## ACTIVITY
How many lines in the records below contain the word "Íntegro"? State only that number.

(Dataset rows for apps and sites)

· · · ·

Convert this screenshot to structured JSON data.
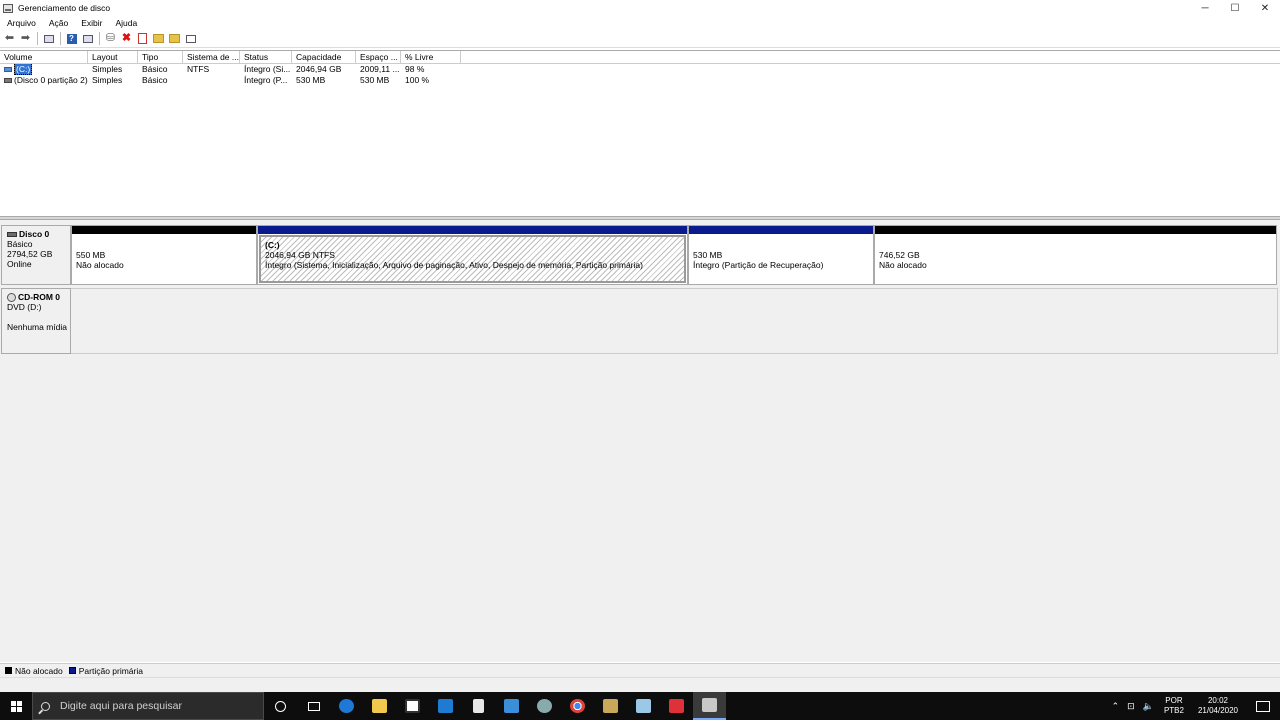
{
  "window": {
    "title": "Gerenciamento de disco",
    "controls": [
      "─",
      "☐",
      "✕"
    ]
  },
  "menu": [
    "Arquivo",
    "Ação",
    "Exibir",
    "Ajuda"
  ],
  "toolbar": {
    "icons": [
      "back-arrow-icon",
      "forward-arrow-icon",
      "console-tree-icon",
      "help-icon",
      "properties-icon",
      "connect-disk-icon",
      "delete-icon",
      "check-icon",
      "new-folder-icon",
      "folder-icon",
      "list-view-icon"
    ]
  },
  "volumes": {
    "columns": [
      "Volume",
      "Layout",
      "Tipo",
      "Sistema de ...",
      "Status",
      "Capacidade",
      "Espaço ...",
      "% Livre"
    ],
    "rows": [
      {
        "volume": "(C:)",
        "layout": "Simples",
        "tipo": "Básico",
        "fs": "NTFS",
        "status": "Íntegro (Si...",
        "capacidade": "2046,94 GB",
        "espaco": "2009,11 ...",
        "livre": "98 %"
      },
      {
        "volume": "(Disco 0 partição 2)",
        "layout": "Simples",
        "tipo": "Básico",
        "fs": "",
        "status": "Íntegro (P...",
        "capacidade": "530 MB",
        "espaco": "530 MB",
        "livre": "100 %"
      }
    ]
  },
  "disks": {
    "disk0": {
      "name": "Disco 0",
      "type": "Básico",
      "size": "2794,52 GB",
      "state": "Online",
      "partitions": [
        {
          "size": "550 MB",
          "desc": "Não alocado",
          "label": ""
        },
        {
          "label": "(C:)",
          "size": "2046,94 GB NTFS",
          "desc": "Íntegro (Sistema, Inicialização, Arquivo de paginação, Ativo, Despejo de memória, Partição primária)"
        },
        {
          "size": "530 MB",
          "desc": "Íntegro (Partição de Recuperação)",
          "label": ""
        },
        {
          "size": "746,52 GB",
          "desc": "Não alocado",
          "label": ""
        }
      ]
    },
    "cdrom0": {
      "name": "CD-ROM 0",
      "drive": "DVD (D:)",
      "media": "Nenhuma mídia"
    }
  },
  "legend": [
    {
      "label": "Não alocado",
      "color": "#000000"
    },
    {
      "label": "Partição primária",
      "color": "#0a1a8c"
    }
  ],
  "taskbar": {
    "search_placeholder": "Digite aqui para pesquisar",
    "apps": [
      "cortana-icon",
      "task-view-icon",
      "edge-icon",
      "file-explorer-icon",
      "store-icon",
      "mail-icon",
      "calculator-icon",
      "remote-desktop-icon",
      "app-icon",
      "chrome-icon",
      "scanner-icon",
      "notes-icon",
      "game-icon",
      "disk-management-icon"
    ],
    "lang_top": "POR",
    "lang_bottom": "PTB2",
    "time": "20:02",
    "date": "21/04/2020"
  }
}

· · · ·

## RESPONSE
4